[Given information Boundary: Start]

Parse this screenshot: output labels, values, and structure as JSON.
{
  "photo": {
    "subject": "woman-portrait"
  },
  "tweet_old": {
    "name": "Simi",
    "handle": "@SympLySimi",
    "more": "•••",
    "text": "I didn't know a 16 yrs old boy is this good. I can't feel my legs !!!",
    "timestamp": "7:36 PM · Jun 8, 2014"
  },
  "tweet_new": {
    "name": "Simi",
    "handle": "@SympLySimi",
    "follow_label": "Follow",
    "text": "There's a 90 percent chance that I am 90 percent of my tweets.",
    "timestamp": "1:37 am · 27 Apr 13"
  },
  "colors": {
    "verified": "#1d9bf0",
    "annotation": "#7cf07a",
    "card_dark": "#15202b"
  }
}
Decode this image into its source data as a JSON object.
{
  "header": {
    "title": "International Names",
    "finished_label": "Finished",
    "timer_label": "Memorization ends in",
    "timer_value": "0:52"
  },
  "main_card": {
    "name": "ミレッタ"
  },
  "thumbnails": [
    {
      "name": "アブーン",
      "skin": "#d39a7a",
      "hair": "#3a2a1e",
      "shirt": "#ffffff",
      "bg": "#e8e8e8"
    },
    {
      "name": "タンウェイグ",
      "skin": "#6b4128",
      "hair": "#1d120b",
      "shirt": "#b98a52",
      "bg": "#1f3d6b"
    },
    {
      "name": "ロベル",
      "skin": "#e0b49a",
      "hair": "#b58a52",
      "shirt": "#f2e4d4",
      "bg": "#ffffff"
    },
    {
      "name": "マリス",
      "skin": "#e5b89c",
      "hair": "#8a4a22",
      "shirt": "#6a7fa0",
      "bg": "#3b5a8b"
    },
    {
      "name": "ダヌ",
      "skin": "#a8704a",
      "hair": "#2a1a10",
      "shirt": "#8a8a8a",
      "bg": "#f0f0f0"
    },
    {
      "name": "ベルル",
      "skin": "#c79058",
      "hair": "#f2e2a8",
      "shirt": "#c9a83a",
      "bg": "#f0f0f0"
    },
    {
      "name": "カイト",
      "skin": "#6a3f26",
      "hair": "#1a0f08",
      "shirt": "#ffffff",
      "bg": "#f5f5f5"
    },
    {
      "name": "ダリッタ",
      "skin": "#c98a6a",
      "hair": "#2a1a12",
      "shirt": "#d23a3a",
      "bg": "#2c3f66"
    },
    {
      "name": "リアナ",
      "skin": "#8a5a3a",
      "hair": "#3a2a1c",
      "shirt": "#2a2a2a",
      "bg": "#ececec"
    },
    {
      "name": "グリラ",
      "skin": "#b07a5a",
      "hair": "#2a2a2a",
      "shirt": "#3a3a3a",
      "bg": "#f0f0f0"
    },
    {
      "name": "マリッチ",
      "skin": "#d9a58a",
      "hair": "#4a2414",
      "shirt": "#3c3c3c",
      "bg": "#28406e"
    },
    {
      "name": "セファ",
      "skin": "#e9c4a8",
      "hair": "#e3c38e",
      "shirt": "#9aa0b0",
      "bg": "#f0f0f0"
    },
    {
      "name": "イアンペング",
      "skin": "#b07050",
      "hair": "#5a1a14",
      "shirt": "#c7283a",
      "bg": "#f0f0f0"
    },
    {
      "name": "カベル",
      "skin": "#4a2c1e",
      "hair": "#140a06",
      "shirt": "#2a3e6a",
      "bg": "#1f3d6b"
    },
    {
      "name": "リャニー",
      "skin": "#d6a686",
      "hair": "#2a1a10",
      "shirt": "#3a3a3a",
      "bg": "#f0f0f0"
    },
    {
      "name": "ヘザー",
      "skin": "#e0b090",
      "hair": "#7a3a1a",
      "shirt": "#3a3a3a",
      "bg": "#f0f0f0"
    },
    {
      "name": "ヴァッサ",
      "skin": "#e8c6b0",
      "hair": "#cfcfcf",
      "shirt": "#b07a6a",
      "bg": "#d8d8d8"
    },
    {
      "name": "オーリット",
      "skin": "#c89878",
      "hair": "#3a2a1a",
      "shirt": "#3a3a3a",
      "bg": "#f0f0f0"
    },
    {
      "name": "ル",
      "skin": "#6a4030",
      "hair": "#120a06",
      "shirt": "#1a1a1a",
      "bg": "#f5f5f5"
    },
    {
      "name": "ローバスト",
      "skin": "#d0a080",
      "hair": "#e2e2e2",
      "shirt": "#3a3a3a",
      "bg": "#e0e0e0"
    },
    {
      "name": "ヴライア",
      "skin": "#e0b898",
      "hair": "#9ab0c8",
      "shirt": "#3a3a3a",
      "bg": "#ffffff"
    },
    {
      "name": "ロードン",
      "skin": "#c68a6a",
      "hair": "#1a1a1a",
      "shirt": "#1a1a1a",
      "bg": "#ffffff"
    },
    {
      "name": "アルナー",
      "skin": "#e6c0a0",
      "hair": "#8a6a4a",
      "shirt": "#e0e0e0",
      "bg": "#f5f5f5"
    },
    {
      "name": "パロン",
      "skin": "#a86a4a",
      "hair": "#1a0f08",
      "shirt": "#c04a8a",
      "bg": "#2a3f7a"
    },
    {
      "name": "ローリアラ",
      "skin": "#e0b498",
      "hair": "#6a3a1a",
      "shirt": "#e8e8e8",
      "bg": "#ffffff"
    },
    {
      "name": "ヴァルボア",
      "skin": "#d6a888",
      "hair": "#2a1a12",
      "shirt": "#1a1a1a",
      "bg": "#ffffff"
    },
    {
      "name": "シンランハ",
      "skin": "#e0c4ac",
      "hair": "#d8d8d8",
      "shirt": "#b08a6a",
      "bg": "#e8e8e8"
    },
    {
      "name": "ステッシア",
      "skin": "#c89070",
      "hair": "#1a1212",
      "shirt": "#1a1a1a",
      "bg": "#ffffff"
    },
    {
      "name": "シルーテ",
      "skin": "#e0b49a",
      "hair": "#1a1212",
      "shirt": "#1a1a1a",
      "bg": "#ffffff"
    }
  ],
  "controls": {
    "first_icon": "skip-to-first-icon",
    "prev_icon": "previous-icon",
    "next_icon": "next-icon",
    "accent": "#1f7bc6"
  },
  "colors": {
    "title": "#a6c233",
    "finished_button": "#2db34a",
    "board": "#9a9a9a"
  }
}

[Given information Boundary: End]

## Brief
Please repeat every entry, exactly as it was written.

## Answer box
Parse this screenshot: output labels, values, and structure as JSON.
{
  "photo": {
    "subject": "woman-portrait"
  },
  "tweet_old": {
    "name": "Simi",
    "handle": "@SympLySimi",
    "more": "•••",
    "text": "I didn't know a 16 yrs old boy is this good. I can't feel my legs !!!",
    "timestamp": "7:36 PM · Jun 8, 2014"
  },
  "tweet_new": {
    "name": "Simi",
    "handle": "@SympLySimi",
    "follow_label": "Follow",
    "text": "There's a 90 percent chance that I am 90 percent of my tweets.",
    "timestamp": "1:37 am · 27 Apr 13"
  },
  "colors": {
    "verified": "#1d9bf0",
    "annotation": "#7cf07a",
    "card_dark": "#15202b"
  }
}
Decode this image into its source data as a JSON object.
{
  "header": {
    "title": "International Names",
    "finished_label": "Finished",
    "timer_label": "Memorization ends in",
    "timer_value": "0:52"
  },
  "main_card": {
    "name": "ミレッタ"
  },
  "thumbnails": [
    {
      "name": "アブーン",
      "skin": "#d39a7a",
      "hair": "#3a2a1e",
      "shirt": "#ffffff",
      "bg": "#e8e8e8"
    },
    {
      "name": "タンウェイグ",
      "skin": "#6b4128",
      "hair": "#1d120b",
      "shirt": "#b98a52",
      "bg": "#1f3d6b"
    },
    {
      "name": "ロベル",
      "skin": "#e0b49a",
      "hair": "#b58a52",
      "shirt": "#f2e4d4",
      "bg": "#ffffff"
    },
    {
      "name": "マリス",
      "skin": "#e5b89c",
      "hair": "#8a4a22",
      "shirt": "#6a7fa0",
      "bg": "#3b5a8b"
    },
    {
      "name": "ダヌ",
      "skin": "#a8704a",
      "hair": "#2a1a10",
      "shirt": "#8a8a8a",
      "bg": "#f0f0f0"
    },
    {
      "name": "ベルル",
      "skin": "#c79058",
      "hair": "#f2e2a8",
      "shirt": "#c9a83a",
      "bg": "#f0f0f0"
    },
    {
      "name": "カイト",
      "skin": "#6a3f26",
      "hair": "#1a0f08",
      "shirt": "#ffffff",
      "bg": "#f5f5f5"
    },
    {
      "name": "ダリッタ",
      "skin": "#c98a6a",
      "hair": "#2a1a12",
      "shirt": "#d23a3a",
      "bg": "#2c3f66"
    },
    {
      "name": "リアナ",
      "skin": "#8a5a3a",
      "hair": "#3a2a1c",
      "shirt": "#2a2a2a",
      "bg": "#ececec"
    },
    {
      "name": "グリラ",
      "skin": "#b07a5a",
      "hair": "#2a2a2a",
      "shirt": "#3a3a3a",
      "bg": "#f0f0f0"
    },
    {
      "name": "マリッチ",
      "skin": "#d9a58a",
      "hair": "#4a2414",
      "shirt": "#3c3c3c",
      "bg": "#28406e"
    },
    {
      "name": "セファ",
      "skin": "#e9c4a8",
      "hair": "#e3c38e",
      "shirt": "#9aa0b0",
      "bg": "#f0f0f0"
    },
    {
      "name": "イアンペング",
      "skin": "#b07050",
      "hair": "#5a1a14",
      "shirt": "#c7283a",
      "bg": "#f0f0f0"
    },
    {
      "name": "カベル",
      "skin": "#4a2c1e",
      "hair": "#140a06",
      "shirt": "#2a3e6a",
      "bg": "#1f3d6b"
    },
    {
      "name": "リャニー",
      "skin": "#d6a686",
      "hair": "#2a1a10",
      "shirt": "#3a3a3a",
      "bg": "#f0f0f0"
    },
    {
      "name": "ヘザー",
      "skin": "#e0b090",
      "hair": "#7a3a1a",
      "shirt": "#3a3a3a",
      "bg": "#f0f0f0"
    },
    {
      "name": "ヴァッサ",
      "skin": "#e8c6b0",
      "hair": "#cfcfcf",
      "shirt": "#b07a6a",
      "bg": "#d8d8d8"
    },
    {
      "name": "オーリット",
      "skin": "#c89878",
      "hair": "#3a2a1a",
      "shirt": "#3a3a3a",
      "bg": "#f0f0f0"
    },
    {
      "name": "ル",
      "skin": "#6a4030",
      "hair": "#120a06",
      "shirt": "#1a1a1a",
      "bg": "#f5f5f5"
    },
    {
      "name": "ローバスト",
      "skin": "#d0a080",
      "hair": "#e2e2e2",
      "shirt": "#3a3a3a",
      "bg": "#e0e0e0"
    },
    {
      "name": "ヴライア",
      "skin": "#e0b898",
      "hair": "#9ab0c8",
      "shirt": "#3a3a3a",
      "bg": "#ffffff"
    },
    {
      "name": "ロードン",
      "skin": "#c68a6a",
      "hair": "#1a1a1a",
      "shirt": "#1a1a1a",
      "bg": "#ffffff"
    },
    {
      "name": "アルナー",
      "skin": "#e6c0a0",
      "hair": "#8a6a4a",
      "shirt": "#e0e0e0",
      "bg": "#f5f5f5"
    },
    {
      "name": "パロン",
      "skin": "#a86a4a",
      "hair": "#1a0f08",
      "shirt": "#c04a8a",
      "bg": "#2a3f7a"
    },
    {
      "name": "ローリアラ",
      "skin": "#e0b498",
      "hair": "#6a3a1a",
      "shirt": "#e8e8e8",
      "bg": "#ffffff"
    },
    {
      "name": "ヴァルボア",
      "skin": "#d6a888",
      "hair": "#2a1a12",
      "shirt": "#1a1a1a",
      "bg": "#ffffff"
    },
    {
      "name": "シンランハ",
      "skin": "#e0c4ac",
      "hair": "#d8d8d8",
      "shirt": "#b08a6a",
      "bg": "#e8e8e8"
    },
    {
      "name": "ステッシア",
      "skin": "#c89070",
      "hair": "#1a1212",
      "shirt": "#1a1a1a",
      "bg": "#ffffff"
    },
    {
      "name": "シルーテ",
      "skin": "#e0b49a",
      "hair": "#1a1212",
      "shirt": "#1a1a1a",
      "bg": "#ffffff"
    }
  ],
  "controls": {
    "first_icon": "skip-to-first-icon",
    "prev_icon": "previous-icon",
    "next_icon": "next-icon",
    "accent": "#1f7bc6"
  },
  "colors": {
    "title": "#a6c233",
    "finished_button": "#2db34a",
    "board": "#9a9a9a"
  }
}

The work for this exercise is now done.